On November 11:
1650 — Puritan leader Roger Williams made an appeal to the town council of Providence, Rhode Island, urging the council to provide for the care of a "distracted woman," named Mrs. Weston. This was one of the earliest recorded references to the public care of people with mental illness in America.
1770 — Public admission to the wards at Bethlehem Hospital, London, was discontinued. For at least 200 years, visits to "Bedlam" had been a common entertainment for Londoners, but the practice became more restricted after 1766. After 1770, admission was by ticket only and legitimate visitors were accompanied by an attendant. These reforms were probably brought about by Dr. John Munro.
1771 — Marie François Xavier Bichat was born. Bichat was the founder of modern histology. He was responsible for the identification of similar tissues in organs throughout the body and proposed that tissue types be considered the basic anatomical unit.
1859 — Hermann von Helmholtz published his work on color blindness.
1860 — William L. Bryan, experimental psychologist and administrator, was born.
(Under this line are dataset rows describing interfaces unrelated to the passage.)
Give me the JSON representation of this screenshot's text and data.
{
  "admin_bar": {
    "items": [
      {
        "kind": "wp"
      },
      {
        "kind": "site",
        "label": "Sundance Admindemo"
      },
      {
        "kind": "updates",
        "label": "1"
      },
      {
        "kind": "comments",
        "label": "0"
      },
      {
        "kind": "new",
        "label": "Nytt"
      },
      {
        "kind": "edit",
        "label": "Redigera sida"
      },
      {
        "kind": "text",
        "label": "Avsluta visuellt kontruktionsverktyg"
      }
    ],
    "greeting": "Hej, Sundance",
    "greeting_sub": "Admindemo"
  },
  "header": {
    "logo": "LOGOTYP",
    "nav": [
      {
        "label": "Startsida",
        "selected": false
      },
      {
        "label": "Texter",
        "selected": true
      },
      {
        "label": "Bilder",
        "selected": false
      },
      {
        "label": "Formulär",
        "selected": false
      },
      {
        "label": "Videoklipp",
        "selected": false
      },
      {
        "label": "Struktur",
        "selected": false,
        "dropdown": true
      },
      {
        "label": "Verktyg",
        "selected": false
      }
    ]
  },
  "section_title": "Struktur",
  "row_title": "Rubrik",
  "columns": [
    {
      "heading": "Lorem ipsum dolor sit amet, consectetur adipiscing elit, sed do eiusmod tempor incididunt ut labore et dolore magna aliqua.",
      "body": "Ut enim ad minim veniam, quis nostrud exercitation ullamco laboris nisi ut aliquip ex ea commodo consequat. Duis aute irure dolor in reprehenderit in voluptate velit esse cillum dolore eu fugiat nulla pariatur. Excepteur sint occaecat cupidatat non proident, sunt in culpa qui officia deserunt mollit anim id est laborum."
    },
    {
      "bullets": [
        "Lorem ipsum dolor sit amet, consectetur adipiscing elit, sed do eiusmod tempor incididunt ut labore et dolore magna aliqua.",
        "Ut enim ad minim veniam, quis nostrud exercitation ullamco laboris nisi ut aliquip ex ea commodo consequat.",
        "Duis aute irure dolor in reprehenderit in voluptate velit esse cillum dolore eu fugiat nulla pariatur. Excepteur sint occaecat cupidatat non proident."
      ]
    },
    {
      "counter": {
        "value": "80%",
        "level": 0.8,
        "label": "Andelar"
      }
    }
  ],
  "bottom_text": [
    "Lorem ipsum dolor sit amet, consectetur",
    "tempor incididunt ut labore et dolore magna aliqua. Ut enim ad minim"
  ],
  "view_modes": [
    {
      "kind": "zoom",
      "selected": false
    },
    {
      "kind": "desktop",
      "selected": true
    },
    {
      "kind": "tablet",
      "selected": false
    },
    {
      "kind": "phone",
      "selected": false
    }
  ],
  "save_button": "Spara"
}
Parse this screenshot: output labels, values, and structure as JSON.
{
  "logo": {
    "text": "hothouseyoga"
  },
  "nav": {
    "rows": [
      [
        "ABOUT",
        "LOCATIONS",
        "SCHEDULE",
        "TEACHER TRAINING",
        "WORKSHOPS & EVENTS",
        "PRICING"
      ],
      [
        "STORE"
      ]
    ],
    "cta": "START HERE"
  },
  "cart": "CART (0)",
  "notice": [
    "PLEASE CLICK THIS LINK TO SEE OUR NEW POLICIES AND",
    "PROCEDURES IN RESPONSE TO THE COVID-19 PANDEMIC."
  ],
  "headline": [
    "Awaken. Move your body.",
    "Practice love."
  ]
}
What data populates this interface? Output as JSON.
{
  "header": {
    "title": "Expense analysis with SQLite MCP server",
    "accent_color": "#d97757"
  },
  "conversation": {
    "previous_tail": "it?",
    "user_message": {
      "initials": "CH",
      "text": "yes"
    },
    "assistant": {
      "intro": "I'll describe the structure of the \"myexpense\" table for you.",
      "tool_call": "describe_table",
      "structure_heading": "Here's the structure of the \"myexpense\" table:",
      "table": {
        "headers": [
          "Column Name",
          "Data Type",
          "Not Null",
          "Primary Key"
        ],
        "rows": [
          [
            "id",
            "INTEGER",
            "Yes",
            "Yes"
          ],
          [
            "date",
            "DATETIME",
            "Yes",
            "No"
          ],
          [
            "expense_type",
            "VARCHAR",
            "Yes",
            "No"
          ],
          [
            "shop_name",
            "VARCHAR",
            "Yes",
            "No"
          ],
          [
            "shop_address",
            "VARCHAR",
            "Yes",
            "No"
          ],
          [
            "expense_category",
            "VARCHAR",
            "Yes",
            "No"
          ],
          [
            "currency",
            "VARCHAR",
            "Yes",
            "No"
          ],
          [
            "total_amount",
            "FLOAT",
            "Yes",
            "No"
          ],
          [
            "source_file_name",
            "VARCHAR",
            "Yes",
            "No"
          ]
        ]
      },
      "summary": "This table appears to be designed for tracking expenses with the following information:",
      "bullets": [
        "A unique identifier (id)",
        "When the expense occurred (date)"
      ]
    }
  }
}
With the purchase of a chronoscope, Bryan founded the fourth psychology laboratory in the United States at Indiana University in 1888. The university celebrated the founding with the Bryan Symposium in Psychology on October 21, 1939. APA President, 1903.
1897 — Gordon Allport was born. Allport's work in trait theory and humanistic psychology is reflected in his books Personality: A Psychological Interpretation (1937) and Becoming: Basic Considerations for a Psychology of Personality (1955). APA President, 1939; American Psychological Foundation Gold Medal, 1963; APA Distinguished Scientific Contribution Award, 1964.
1941 — Thirteen women psychologists met at the Manhattan apartment of Alice Bryan to plan a national organization to promote the employment of women psychologists in government during wartime. The all-male Emergency Committee in Psychology, formed in 1940, had excluded women from its plans. The National Council of Women Psychologists, later named the International Council of Psychologists, grew from this meeting.
1966 — The Artificial Intelligence Special Interest Committee of the Association for Computing Machinery (ACM) was formed. The group became an official special interest group of the ACM on May 3, 1968.